— Assignment —
Your task is to find every line in the records that holds the string "MINS" and copy it.

— Provided material —
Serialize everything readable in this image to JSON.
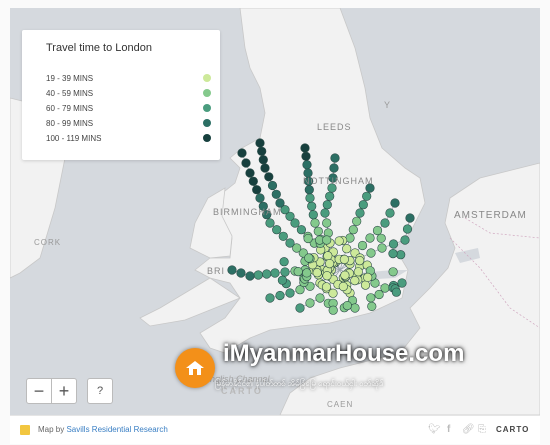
{
  "legend": {
    "title": "Travel time to London",
    "items": [
      {
        "label": "19 - 39 MINS",
        "color": "#cde99a"
      },
      {
        "label": "40 - 59 MINS",
        "color": "#84c98c"
      },
      {
        "label": "60 - 79 MINS",
        "color": "#4a9c7e"
      },
      {
        "label": "80 - 99 MINS",
        "color": "#2c6f64"
      },
      {
        "label": "100 - 119 MINS",
        "color": "#17403e"
      }
    ]
  },
  "map_labels": {
    "leeds": "LEEDS",
    "nottingham": "NOTTINGHAM",
    "birmingham": "BIRMINGHAM",
    "amsterdam": "AMSTERDAM",
    "bristol": "BRI",
    "cork": "CORK",
    "english_channel": "English Channel",
    "caen": "CAEN",
    "carto": "CARTO",
    "y_ork": "Y"
  },
  "controls": {
    "zoom_out": "−",
    "zoom_in": "+",
    "help": "?"
  },
  "footer": {
    "prefix": "Map by",
    "link": "Savills Residential Research",
    "carto": "CARTO"
  },
  "watermark": {
    "title": "iMyanmarHouse.com",
    "subtitle": "မြန်မာနိုင်ငံ၏ နံပါတ်တစ် အိမ်ခြံမြေ ရောင်းဝယ်ငှါး ဝဘ်ဆိုဒ်"
  }
}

— Task result —
        "label": "19 - 39 MINS",
        "label": "40 - 59 MINS",
        "label": "60 - 79 MINS",
        "label": "80 - 99 MINS",
        "label": "100 - 119 MINS",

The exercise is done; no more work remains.